═════ Recorded information ═════
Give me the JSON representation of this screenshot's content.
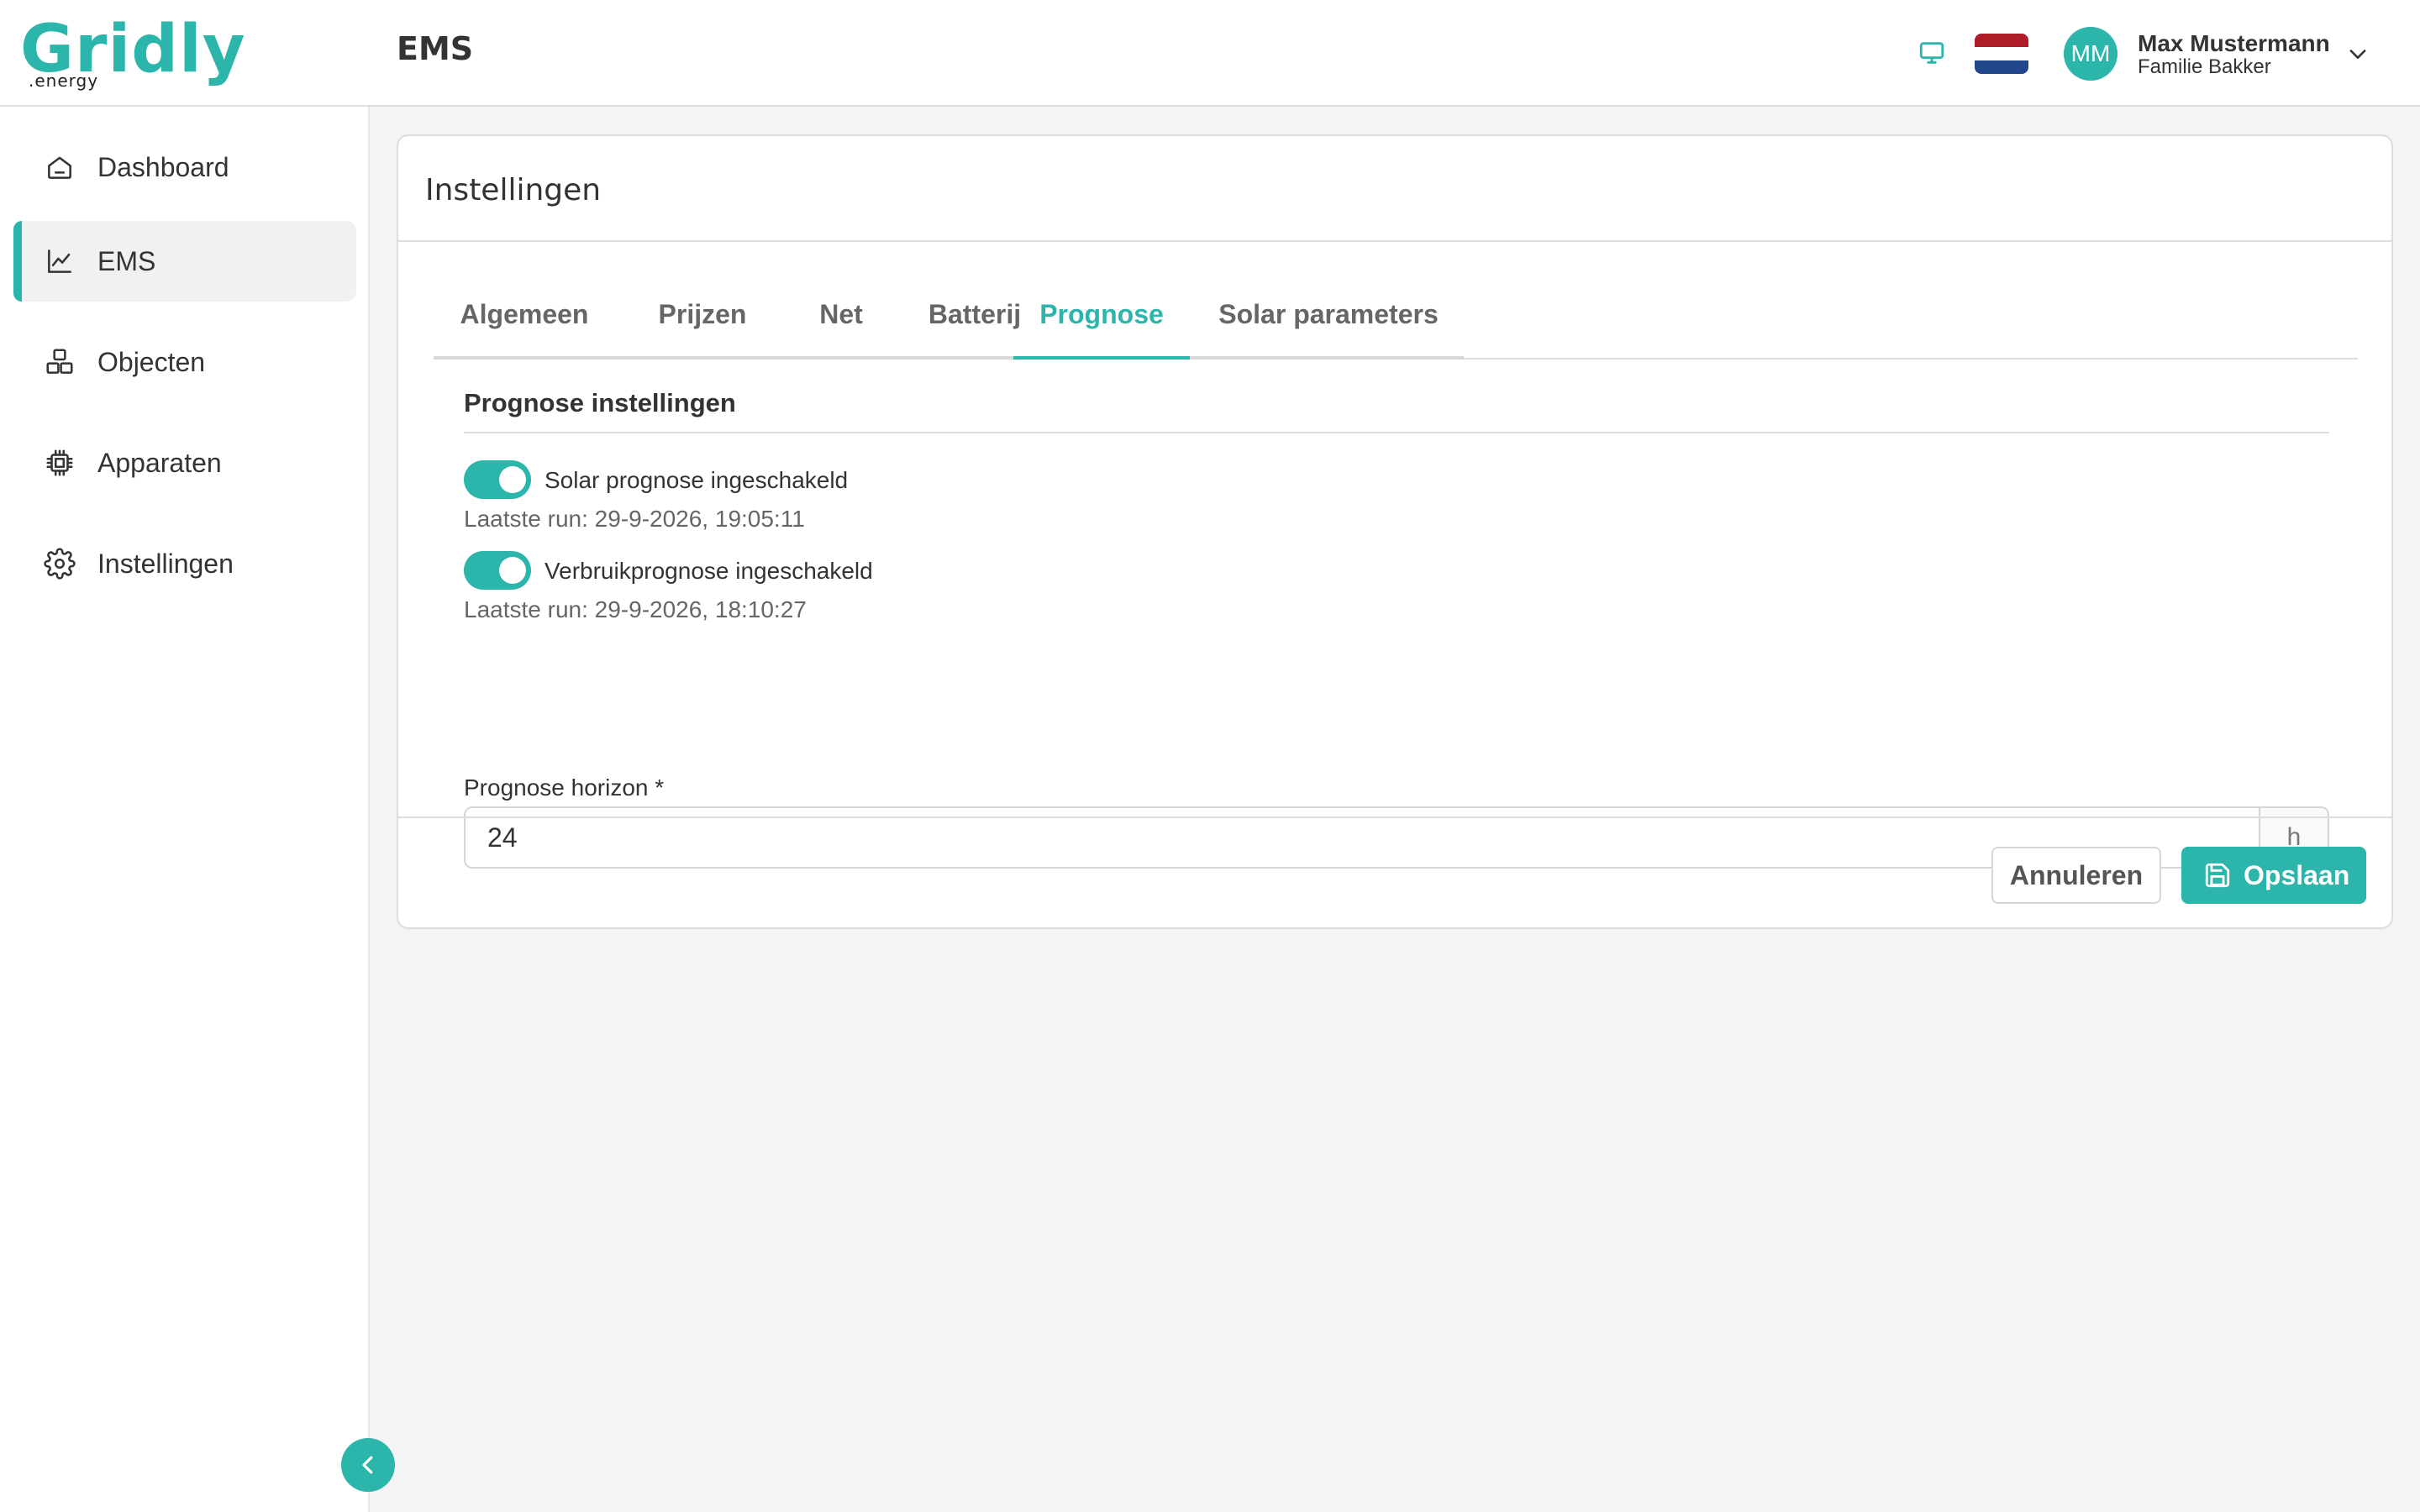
{
  "brand": {
    "name": "Gridly",
    "suffix": ".energy",
    "accent": "#2bb5ab"
  },
  "header": {
    "page_title": "EMS",
    "icons": [
      "monitor-icon",
      "flag-nl-icon"
    ],
    "user": {
      "initials": "MM",
      "name": "Max Mustermann",
      "organization": "Familie Bakker"
    }
  },
  "sidebar": {
    "items": [
      {
        "label": "Dashboard",
        "icon": "home-icon",
        "active": false
      },
      {
        "label": "EMS",
        "icon": "chart-line-icon",
        "active": true
      },
      {
        "label": "Objecten",
        "icon": "objects-icon",
        "active": false
      },
      {
        "label": "Apparaten",
        "icon": "chip-icon",
        "active": false
      },
      {
        "label": "Instellingen",
        "icon": "gear-icon",
        "active": false
      }
    ]
  },
  "card": {
    "title": "Instellingen",
    "tabs": [
      {
        "label": "Algemeen",
        "active": false
      },
      {
        "label": "Prijzen",
        "active": false
      },
      {
        "label": "Net",
        "active": false
      },
      {
        "label": "Batterij",
        "active": false
      },
      {
        "label": "Prognose",
        "active": true
      },
      {
        "label": "Solar parameters",
        "active": false
      }
    ],
    "section_title": "Prognose instellingen",
    "toggles": [
      {
        "label": "Solar prognose ingeschakeld",
        "enabled": true,
        "last_run": "Laatste run: 29-9-2026, 19:05:11"
      },
      {
        "label": "Verbruikprognose ingeschakeld",
        "enabled": true,
        "last_run": "Laatste run: 29-9-2026, 18:10:27"
      }
    ],
    "horizon": {
      "label": "Prognose horizon *",
      "value": "24",
      "unit": "h"
    },
    "footer": {
      "cancel_label": "Annuleren",
      "save_label": "Opslaan"
    }
  }
}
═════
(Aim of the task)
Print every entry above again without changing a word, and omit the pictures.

(Task result)
Give me the JSON representation of this screenshot's content.
{
  "brand": {
    "name": "Gridly",
    "suffix": ".energy",
    "accent": "#2bb5ab"
  },
  "header": {
    "page_title": "EMS",
    "icons": [
      "monitor-icon",
      "flag-nl-icon"
    ],
    "user": {
      "initials": "MM",
      "name": "Max Mustermann",
      "organization": "Familie Bakker"
    }
  },
  "sidebar": {
    "items": [
      {
        "label": "Dashboard",
        "icon": "home-icon",
        "active": false
      },
      {
        "label": "EMS",
        "icon": "chart-line-icon",
        "active": true
      },
      {
        "label": "Objecten",
        "icon": "objects-icon",
        "active": false
      },
      {
        "label": "Apparaten",
        "icon": "chip-icon",
        "active": false
      },
      {
        "label": "Instellingen",
        "icon": "gear-icon",
        "active": false
      }
    ]
  },
  "card": {
    "title": "Instellingen",
    "tabs": [
      {
        "label": "Algemeen",
        "active": false
      },
      {
        "label": "Prijzen",
        "active": false
      },
      {
        "label": "Net",
        "active": false
      },
      {
        "label": "Batterij",
        "active": false
      },
      {
        "label": "Prognose",
        "active": true
      },
      {
        "label": "Solar parameters",
        "active": false
      }
    ],
    "section_title": "Prognose instellingen",
    "toggles": [
      {
        "label": "Solar prognose ingeschakeld",
        "enabled": true,
        "last_run": "Laatste run: 29-9-2026, 19:05:11"
      },
      {
        "label": "Verbruikprognose ingeschakeld",
        "enabled": true,
        "last_run": "Laatste run: 29-9-2026, 18:10:27"
      }
    ],
    "horizon": {
      "label": "Prognose horizon *",
      "value": "24",
      "unit": "h"
    },
    "footer": {
      "cancel_label": "Annuleren",
      "save_label": "Opslaan"
    }
  }
}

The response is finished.